All of them apart from the Bloxwich one! Haha, I'm only kidding. We did play a festival the once where we were rushing around to set up, under rehearsed due to work commitments and had some technical issues on stage. We just about made it through a 2 hour setlist. It wasn't good but we still got paid and bizarrely the organiser said we sounded great! We took the money and ran!
What are your ambitions for the future?
We recorded a 10 track demo last year and we plan on doing an EP this year with Pete Williams of Dexys Midnight Runner's producing it. I'm still looking around at TV and other media formats to throw my original music at. I'd love to get involved in Film soundtracks and to get the band heard through that kind of area. It can just take the one person who can open a door or two and opportunities can present themselves. That one person is out there somewhere but we've got to seek them, they aren't going to come seeking us. We've recently recruited a Piano/Keyboard player too. Robbie is a great player and it adds a new dynamic to the band after playing as a 3 piece for sometime. We're looking forward to getting further recording done and I'm currently writing away at new material. Hopefully it will all lead to productive results.

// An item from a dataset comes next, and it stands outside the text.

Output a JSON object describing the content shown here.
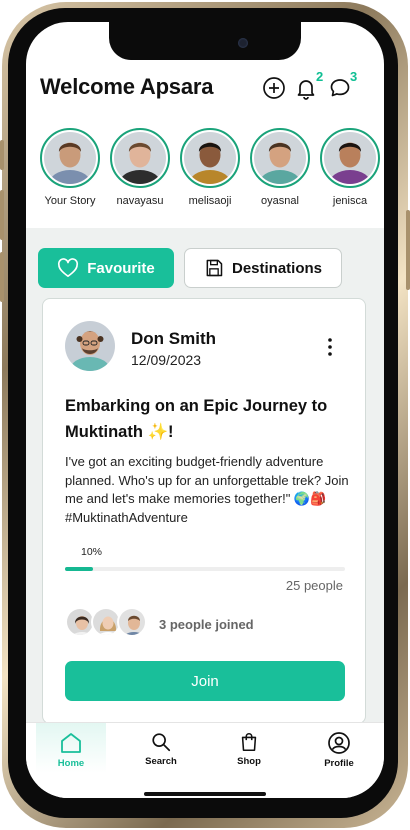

What's the last song you listened to before this interview?
"Even a dog can shake hands" by Warren Zevon. Listen to to it, play it loud! It's a good example of what we're about musically.
What are your favorite films? Would you consider films an inspiration to your songwriting like other songwriters make reference to?
Sure, I think everyone takes a piece of a film at sometime and relates it to themselves or extracts certain pieces to use as an inspirational tool.
One of my favorite films is "Great World of Sound" which incidentally features the actor Robert Longstreet who starred in a recent video for the Chuck Prophet song "Wish me luck".
Other favorites include "One flew over the Cuckoo's Nest" "The Executioners Song" "Blue Collar" "Dead Poets Society" "Sideways" "Crumb" "All the Presidents Men". I also love the 1970's TV series Kolchak "The Night Stalker" as well, I own the box set.
What's your favorite music video at present?
These 3 videos by Charlotte Church
https://www.youtube.com/watch?v=zPeLKWQ2w5Y - Glitterbombed (live)
https://www.youtube.com/watch?v=2-RPaH3KAPY - Nerve (live)
https://www.youtube.com/watch?v=i4IT3aJ90aA - How not to be surprised when you're a Ghost
Roosevelt Booba Barnes...
Can I interview you again for free if you guys become famous?
Yeah, of course. But you might be waiting a real looooooong time..haha
Rebecca Harris, ©2015